The staff admits there is no money to purchase the property. This is self-evident, as the administration cannot afford to build the Wilson Street Parkade, South End recreation centre or a new downtown library.
These are all long term, capital projects that former and present administrations have failed to fulfill.
Where did the money go?
Taxes and user fees have increased steadily.
The answer is that our money has been spent with irresponsible abandon on building monuments to self aggrandizement such as the Waste Resources Innovation Centre on Dunlop Road; and increasing city staff to a point that is unsustainable when compared to similar sized cities; the multi-million dollar losses Guelph Municipal Holdings Inc endured that was personally chaired by the former mayor and Chief Executive officer, Ann Pappert; The $23 million loss building the new City Hall complex.
These are some of the reasons why there is a capital funding deficit of $170 million, according to Chief Administrative Officer Derrick Thomson.
If the city cannot afford to purchase the lands, how does the administration sell the idea of putting a large-scale development on lands they do not own? Doesn’t the owner of the lands have to approve the plan of subdivision and go through the long approval process? How is the public, the Ontario Municipal Board that would have to adjudicate any objections to the plan and, interested parties become involved in the process?
On a slightly different topic, a release by a Guelph radio station last week declared the salary for CAO Thomson was $230,000 fixed for three years. What was new information is that his contract includes six weeks vacation plus an extra week in lieu of overtime. It is difficult to comprehend why the CAO should be rewarded for working overtime. This means that the CAO will be off the job 13.4 per cent of his time in office each year of the contract.
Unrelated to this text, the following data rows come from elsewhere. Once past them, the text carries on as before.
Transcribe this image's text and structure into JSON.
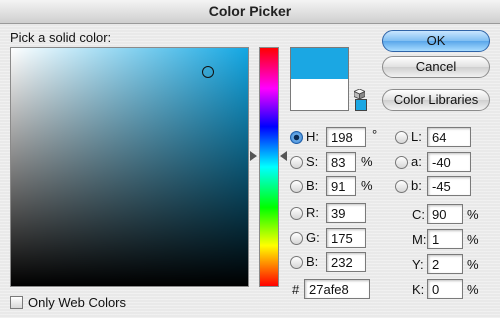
{
  "window": {
    "title": "Color Picker"
  },
  "picker": {
    "label": "Pick a solid color:",
    "only_web_colors_label": "Only Web Colors"
  },
  "swatches": {
    "new_color": "#1ba7e3",
    "current_color": "#ffffff"
  },
  "buttons": {
    "ok": "OK",
    "cancel": "Cancel",
    "color_libraries": "Color Libraries"
  },
  "hsb": {
    "h": {
      "label": "H:",
      "value": "198",
      "unit": "°"
    },
    "s": {
      "label": "S:",
      "value": "83",
      "unit": "%"
    },
    "b": {
      "label": "B:",
      "value": "91",
      "unit": "%"
    }
  },
  "rgb": {
    "r": {
      "label": "R:",
      "value": "39"
    },
    "g": {
      "label": "G:",
      "value": "175"
    },
    "b": {
      "label": "B:",
      "value": "232"
    }
  },
  "lab": {
    "l": {
      "label": "L:",
      "value": "64"
    },
    "a": {
      "label": "a:",
      "value": "-40"
    },
    "b": {
      "label": "b:",
      "value": "-45"
    }
  },
  "cmyk": {
    "c": {
      "label": "C:",
      "value": "90",
      "unit": "%"
    },
    "m": {
      "label": "M:",
      "value": "1",
      "unit": "%"
    },
    "y": {
      "label": "Y:",
      "value": "2",
      "unit": "%"
    },
    "k": {
      "label": "K:",
      "value": "0",
      "unit": "%"
    }
  },
  "hex": {
    "label": "#",
    "value": "27afe8"
  }
}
Then there is the car allowance of $800 a week or $9,600 per year. That is a taxable benefit. When he was Deputy Chief Administrative Officer, his car allowance was $6,300 a year.
It appears Mr. Thomson’s annual remuneration totals $239,600 or $4,607 a week.
What the release didn’t mention was the effect of the cost of Mr. Thomson’s pension or the other perks of his office.
Mayor Guthrie felt it was a fair arrangement and praised Mr. Thomsom for revealing some of the details of his executive pay.
Now, if only the mayor would reveal the details of the $98,202 increases that went to former CAO Ann Pappert, DCAO’s Mark Amorosi and Derrick Thomson for 2015. It would reinforce his dedication to open government and his fiduciary responsibility to the people.